Mobile Security 2

06 April 2017, 11:00, Track 1

Session chair: Andrew Paverd, Aalto University, Finland

Secure Integration of Web Content and Applications on Commodity Mobile Operating Systems

Drew Davidson, Yaohui Chen, Franklin George, Long Lu, Somesh Jha

AbstractAdd to calendar

A majority of today’s mobile apps integrate web content of various kinds. Unfortunately, the interactions between app code and web content expose new attack vectors: a malicious app can subvert its embedded web content to steal user secrets; on the other hand, malicious web content can use the privileges of its embedding app to exfiltrate sensitive information such as the user’s location and contacts. In this paper, we discuss security weaknesses of the interface between app code and web content through attacks, then introduce defenses that can be deployed without modifying the OS. Our defenses feature WIREframe, a service that securely embeds and renders external web content in Android apps, and in turn, prevents attacks between em- bedded web and host apps. WIREframe fully mediates the interface between app code and embedded web content. Un- like the existing web-embedding mechanisms, WIREframe allows both apps and embedded web content to define simple access policies to protect their own resources. These policies recognize fine-grained security principals, such as origins, and control all interactions between apps and the web. We also introduce WIRE (Web Isolation Rewriting Engine), an offline app rewriting tool that allows app users to inject WIREframe protections into existing apps. Our evaluation, based on 7166 popular apps and 20 specially selected apps, shows these techniques work on complex apps and incur acceptable end-to-end performance overhead.

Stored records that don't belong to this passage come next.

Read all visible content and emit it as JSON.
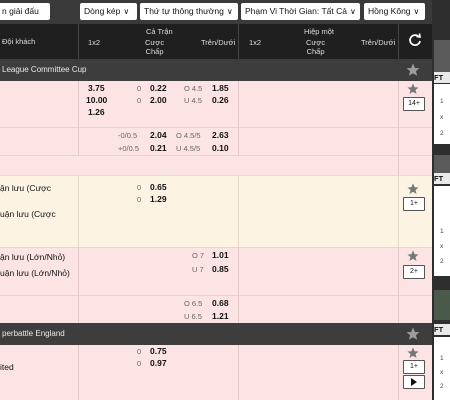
{
  "toolbar": {
    "left_button": "n giải đấu",
    "bet_type": "Dòng kép",
    "order": "Thứ tự thông thường",
    "time_range": "Phạm Vi Thời Gian: Tất Cả",
    "odds_format": "Hồng Kông"
  },
  "header": {
    "team_col": "Đội khách",
    "full_time": "Cả Trận",
    "half": "Hiệp một",
    "col_1x2": "1x2",
    "col_handicap": "Cược\nChấp",
    "col_overunder": "Trên/Dưới",
    "col_1x2_h": "1x2",
    "col_handicap_h": "Cược\nChấp",
    "col_overunder_h": "Trên/Dưới"
  },
  "leagues": [
    {
      "name": "League Committee Cup"
    },
    {
      "name": "perbattle England"
    }
  ],
  "rows": {
    "r1": {
      "x1": "3.75",
      "x2": "10.00",
      "x3": "1.26",
      "h1": "0",
      "h1v": "0.22",
      "h2": "0",
      "h2v": "2.00",
      "o1": "O 4.5",
      "o1v": "1.85",
      "o2": "U 4.5",
      "o2v": "0.26",
      "more": "14+"
    },
    "r2": {
      "h1": "-0/0.5",
      "h1v": "2.04",
      "h2": "+0/0.5",
      "h2v": "0.21",
      "o1": "O 4.5/5",
      "o1v": "2.63",
      "o2": "U 4.5/5",
      "o2v": "0.10"
    },
    "r3": {
      "team1": "ận lưu (Cược",
      "team2": "uận lưu (Cược",
      "h1": "0",
      "h1v": "0.65",
      "h2": "0",
      "h2v": "1.29",
      "more": "1+"
    },
    "r4": {
      "team1": "ận lưu (Lớn/Nhỏ)",
      "team2": "uận lưu (Lớn/Nhỏ)",
      "o1": "O 7",
      "o1v": "1.01",
      "o2": "U 7",
      "o2v": "0.85",
      "more": "2+"
    },
    "r5": {
      "o1": "O 6.5",
      "o1v": "0.68",
      "o2": "U 6.5",
      "o2v": "1.21"
    },
    "r6": {
      "team2": "ited",
      "h1": "0",
      "h1v": "0.75",
      "h2": "0",
      "h2v": "0.97",
      "more": "1+"
    }
  },
  "right_panel": {
    "ft1": "FT",
    "ft2": "FT",
    "ft3": "FT",
    "n1": "1",
    "n2": "x",
    "n3": "2",
    "n4": "1",
    "n5": "x",
    "n6": "2",
    "n7": "1",
    "n8": "x",
    "n9": "2"
  },
  "colors": {
    "header_bg": "#1f1f1f",
    "row_pink": "#fce4e4",
    "row_cream": "#fdf3e3",
    "league_bg": "#3d3d3d"
  }
}
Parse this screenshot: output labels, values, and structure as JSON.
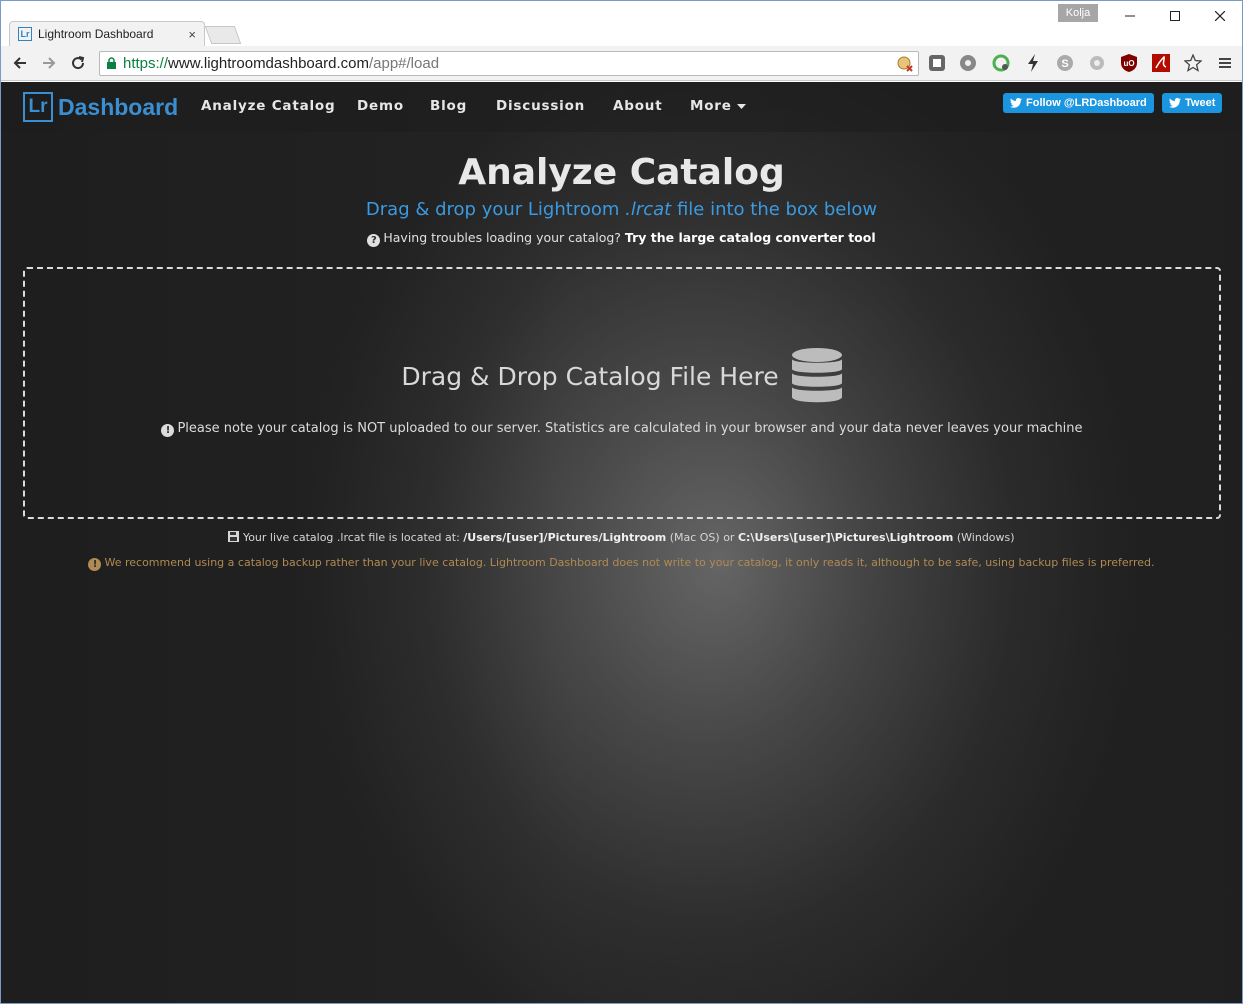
{
  "browser": {
    "tab_title": "Lightroom Dashboard",
    "tab_favicon_text": "Lr",
    "tab_close": "×",
    "profile_name": "Kolja",
    "url_scheme": "https://",
    "url_host": "www.lightroomdashboard.com",
    "url_path": "/app#/load",
    "icons": [
      "back-icon",
      "forward-icon",
      "reload-icon",
      "lock-icon",
      "star-icon",
      "menu-icon"
    ]
  },
  "navbar": {
    "brand_lr": "Lr",
    "brand_name": "Dashboard",
    "links": {
      "analyze": "Analyze Catalog",
      "demo": "Demo",
      "blog": "Blog",
      "discussion": "Discussion",
      "about": "About",
      "more": "More"
    },
    "follow_label": "Follow @LRDashboard",
    "tweet_label": "Tweet",
    "twitter_color": "#1b95e0",
    "brand_color": "#3b8fd1"
  },
  "main": {
    "title": "Analyze Catalog",
    "subtitle_before": "Drag & drop your Lightroom ",
    "subtitle_ext": ".lrcat",
    "subtitle_after": " file into the box below",
    "help_text": "Having troubles loading your catalog?",
    "help_link": "Try the large catalog converter tool",
    "dropzone": {
      "title": "Drag & Drop Catalog File Here",
      "icon": "database-icon",
      "note": "Please note your catalog is NOT uploaded to our server. Statistics are calculated in your browser and your data never leaves your machine"
    },
    "location": {
      "prefix": "Your live catalog .lrcat file is located at:",
      "mac_path": "/Users/[user]/Pictures/Lightroom",
      "mac_label": "(Mac OS) or",
      "win_path": "C:\\Users\\[user]\\Pictures\\Lightroom",
      "win_label": "(Windows)"
    },
    "recommendation": "We recommend using a catalog backup rather than your live catalog. Lightroom Dashboard does not write to your catalog, it only reads it, although to be safe, using backup files is preferred.",
    "warning_color": "#b08a52"
  }
}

DroidForensics: Accurate Reconstruction of Android Attacks via Multi-layer Forensic Logging

Xingzi Yuan, Omid Setayeshfar, Hongfei Yan, Pranav Panage, Xuetao Wei, Kyu Hyung Lee

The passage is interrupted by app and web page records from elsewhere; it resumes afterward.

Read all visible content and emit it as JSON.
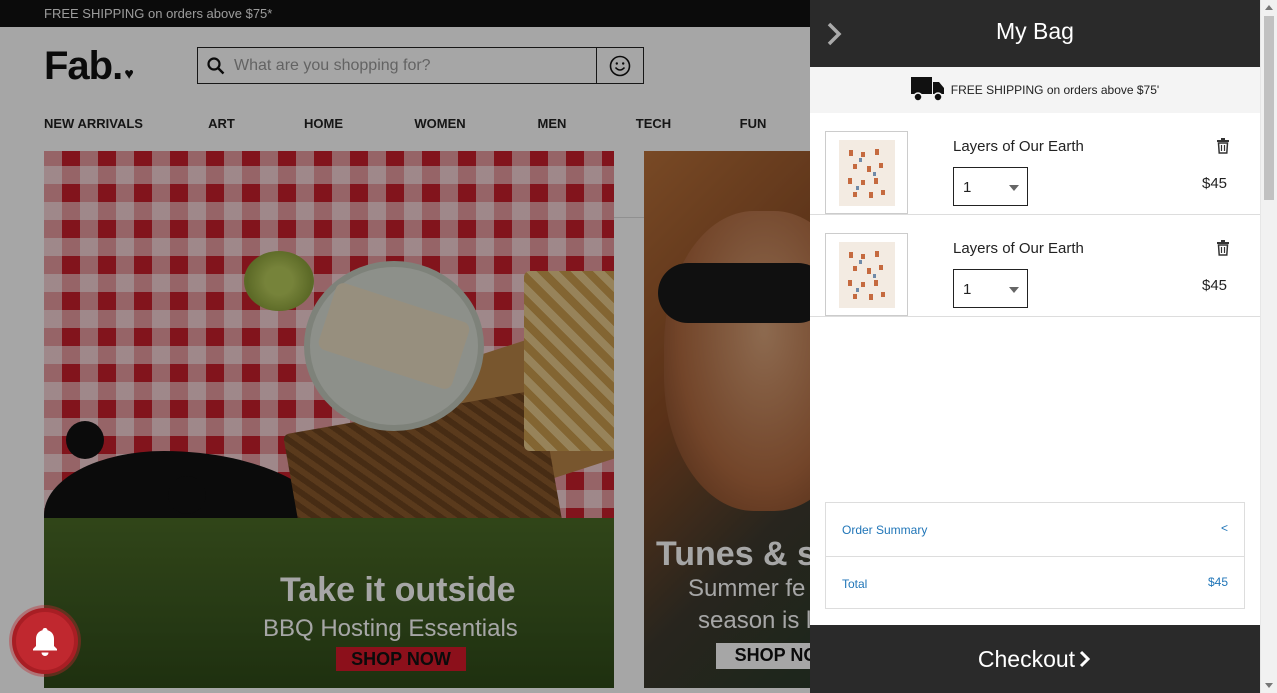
{
  "promo": {
    "text": "FREE SHIPPING on orders above $75*"
  },
  "header": {
    "logo": "Fab.",
    "search_placeholder": "What are you shopping for?"
  },
  "nav": {
    "items": [
      "NEW ARRIVALS",
      "ART",
      "HOME",
      "WOMEN",
      "MEN",
      "TECH",
      "FUN"
    ]
  },
  "banners": [
    {
      "title": "Take it outside",
      "subtitle": "BBQ Hosting Essentials",
      "cta": "SHOP NOW"
    },
    {
      "title": "Tunes & s",
      "subtitle_line1": "Summer fe",
      "subtitle_line2": "season is l",
      "cta": "SHOP NO"
    }
  ],
  "cart": {
    "title": "My Bag",
    "shipping_note": "FREE SHIPPING on orders above $75'",
    "items": [
      {
        "name": "Layers of Our Earth",
        "qty": "1",
        "price": "$45"
      },
      {
        "name": "Layers of Our Earth",
        "qty": "1",
        "price": "$45"
      }
    ],
    "summary": {
      "order_summary_label": "Order Summary",
      "order_summary_toggle": "<",
      "total_label": "Total",
      "total_value": "$45"
    },
    "checkout_label": "Checkout"
  },
  "colors": {
    "cart_header": "#2a2a2a",
    "link_blue": "#2176b8",
    "shop_now_red": "#d71a2a",
    "bell_red": "#c0282f"
  }
}
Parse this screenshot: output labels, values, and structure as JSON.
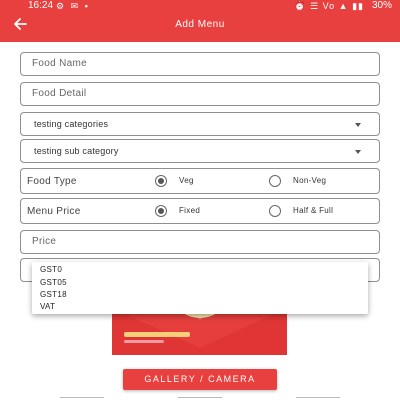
{
  "status_bar": {
    "time": "16:24",
    "left_icons": "⚙ ✉ ▪",
    "right_icons": "⏰ ☰ Vo ▲ ▮▮",
    "battery": "30%"
  },
  "app_bar": {
    "back_icon": "arrow-left-icon",
    "title": "Add Menu"
  },
  "form": {
    "food_name": {
      "placeholder": "Food Name",
      "value": ""
    },
    "food_detail": {
      "placeholder": "Food Detail",
      "value": ""
    },
    "category": {
      "value": "testing categories"
    },
    "sub_category": {
      "value": "testing sub category"
    },
    "food_type": {
      "label": "Food Type",
      "options": [
        {
          "label": "Veg",
          "selected": true
        },
        {
          "label": "Non-Veg",
          "selected": false
        }
      ]
    },
    "menu_price": {
      "label": "Menu Price",
      "options": [
        {
          "label": "Fixed",
          "selected": true
        },
        {
          "label": "Half & Full",
          "selected": false
        }
      ]
    },
    "price": {
      "placeholder": "Price",
      "value": ""
    }
  },
  "tax_dropdown": {
    "options": [
      "GST0",
      "GST05",
      "GST18",
      "VAT"
    ]
  },
  "gallery_button": {
    "label": "GALLERY / CAMERA"
  },
  "colors": {
    "accent": "#e8403f",
    "border": "#8f8f8f"
  }
}
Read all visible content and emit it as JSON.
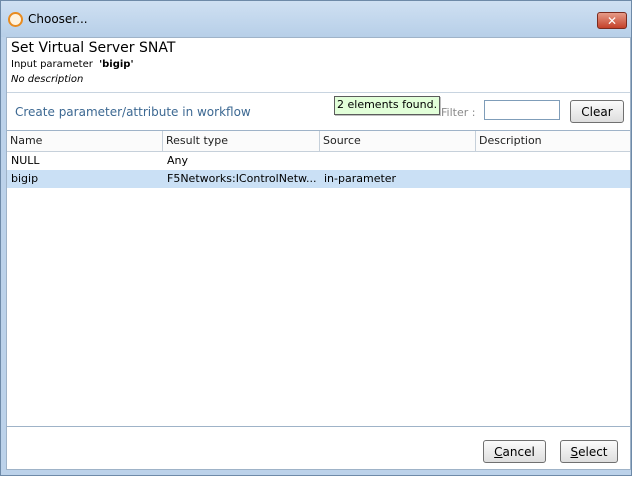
{
  "window": {
    "title": "Chooser..."
  },
  "header": {
    "title": "Set Virtual Server SNAT",
    "param_label": "Input parameter",
    "param_value": "'bigip'",
    "description": "No description"
  },
  "toolbar": {
    "create_link": "Create parameter/attribute in workflow",
    "tooltip": "2 elements found.",
    "filter_label": "Filter :",
    "filter_value": "",
    "clear_label": "Clear"
  },
  "table": {
    "columns": [
      "Name",
      "Result type",
      "Source",
      "Description"
    ],
    "rows": [
      {
        "name": "NULL",
        "result_type": "Any",
        "source": "",
        "description": ""
      },
      {
        "name": "bigip",
        "result_type": "F5Networks:IControlNetw...",
        "source": "in-parameter",
        "description": ""
      }
    ]
  },
  "footer": {
    "cancel_underlined": "C",
    "cancel_rest": "ancel",
    "select_underlined": "S",
    "select_rest": "elect"
  },
  "colors": {
    "selected_row": "#cae0f5",
    "tooltip_bg": "#e2ffd9",
    "link": "#3c6892"
  }
}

AbstractAdd to calendar

The goal of cyber attack investigation is to fully reconstruct the details of an attack, so we can trace back to its origin, and recover the system from the damage caused by the attack. However, it is often difficult and requires tremendous manual efforts because attack events occurred days or even weeks before the investigation and detailed information we need is not available anymore. Consequently, forensic logging is significantly important for cyber attack investigation. In this paper, we present DroidForensics, a multi-layer forensic logging technique for Android. Our goal is to provide the user with detailed information about attack behaviors that can enable accurate post-mortem investigation of Android attacks. DroidForensics consists of three logging modules. API logger captures Android API calls that contain high-level semantics of an application. Binder logger records interactions between applications to identify causal relations between processes, and system call logger efficiently monitors low-level system events. We also provide the user interface that the user can compose SQL-like queries to inspect an attack. Our experiments show that DroidForensics has low runtime overhead (2.9% on average) and low space overhead (105 ? 169 MByte during 24 hours) on real Android devices. It is effective in the reconstruction of realworld Android attacks we have studied.

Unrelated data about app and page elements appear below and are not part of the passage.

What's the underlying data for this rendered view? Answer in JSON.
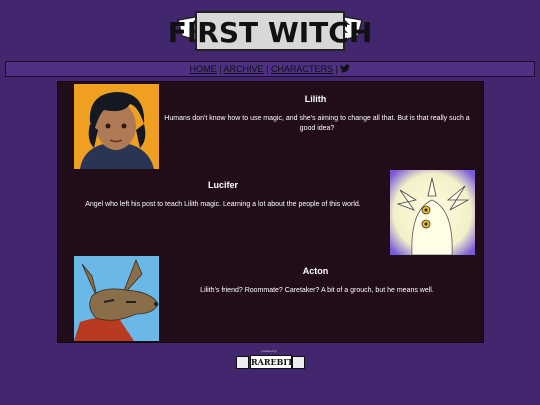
{
  "site": {
    "title": "FIRST WITCH"
  },
  "nav": {
    "items": [
      {
        "label": "HOME"
      },
      {
        "label": "ARCHIVE"
      },
      {
        "label": "CHARACTERS"
      }
    ],
    "separator": "|",
    "twitter_icon": "twitter-bird-icon"
  },
  "characters": [
    {
      "name": "Lilith",
      "description": "Humans don't know how to use magic, and she's aiming to change all that. But is that really such a good idea?"
    },
    {
      "name": "Lucifer",
      "description": "Angel who left his post to teach Lilith magic. Learning a lot about the people of this world."
    },
    {
      "name": "Acton",
      "description": "Lilith's friend? Roommate? Caretaker? A bit of a grouch, but he means well."
    }
  ],
  "footer": {
    "powered_by": "powered by",
    "brand": "RAREBIT"
  },
  "colors": {
    "background": "#42266e",
    "panel": "#210d1a",
    "navbar": "#4f3085"
  }
}
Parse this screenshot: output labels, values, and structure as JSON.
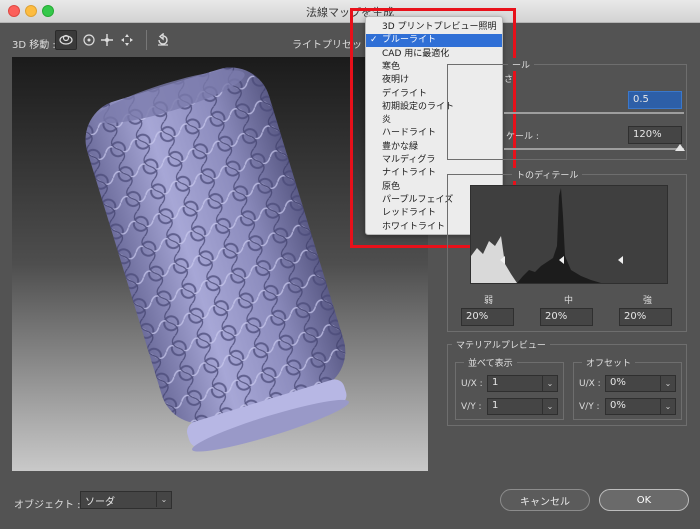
{
  "window": {
    "title": "法線マップを生成"
  },
  "toolbar": {
    "move_label": "3D 移動 :",
    "preset_label": "ライトプリセット",
    "icons": [
      "orbit-icon",
      "roll-icon",
      "pan-icon",
      "slide-icon",
      "reset-icon"
    ]
  },
  "dropdown": {
    "items": [
      "3D プリントプレビュー照明",
      "ブルーライト",
      "CAD 用に最適化",
      "寒色",
      "夜明け",
      "デイライト",
      "初期設定のライト",
      "炎",
      "ハードライト",
      "豊かな緑",
      "マルディグラ",
      "ナイトライト",
      "原色",
      "パープルフェイズ",
      "レッドライト",
      "ホワイトライト"
    ],
    "selected_index": 1,
    "check_mark": "✓"
  },
  "right_panel": {
    "partial_label_1": "ール",
    "partial_label_2": "さ",
    "blur_value": "0.5",
    "scale_partial": "ケール :",
    "scale_value": "120%",
    "detail_title": "トのディテール",
    "detail_labels": {
      "weak": "弱",
      "medium": "中",
      "strong": "強"
    },
    "detail_values": {
      "weak": "20%",
      "medium": "20%",
      "strong": "20%"
    }
  },
  "material": {
    "title": "マテリアルプレビュー",
    "tile_title": "並べて表示",
    "offset_title": "オフセット",
    "ux_label": "U/X :",
    "vy_label": "V/Y :",
    "tile_u": "1",
    "tile_v": "1",
    "offset_u": "0%",
    "offset_v": "0%",
    "arrow": "⌄"
  },
  "footer": {
    "object_label": "オブジェクト :",
    "object_value": "ソーダ",
    "cancel_label": "キャンセル",
    "ok_label": "OK"
  },
  "colors": {
    "accent": "#2f6fd6",
    "highlight_box": "#e8101a",
    "can": "#8f8fc4"
  }
}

DroidPill: Pwn Your Daily-Use Apps

Chaoting Xuan, Gong Chen, Erich Stuntebeck, KarFai Tse

AbstractAdd to calendar

Nowadays, attacking and defending Android apps has be- come an arms race between black hats and white hats. In this paper, we explore a new hacking technique called the App Confusion Attack, which allows hackers to take full control of benign apps and their resources without device root- ing or privilege escalation. Conceptually, an App Confusion Attack hijacks the launching process of each benign app, and forces it to run in a virtual execution context controlled by hackers, instead of the native one provided by the Android Application Framework. This attack is furtive but lethal. When a user clicks on a benign app, the malicious alternative can be loaded and executed with an indistinguishable user interface. As a result, hackers can manipulate the communication between the benign app and the OS, including kernel and system services, and manipulate the code and data at will. To address this issue, we build DroidPill, a framework for malware creation that employs the app virtualization technique and the design flaws in Android to achieve such attacks with free apps. Our evaluation results and case studies show that DroidPill is practical and effective. Lastly, we conclude this work with several possible countermeasures to the App Confusion Attack.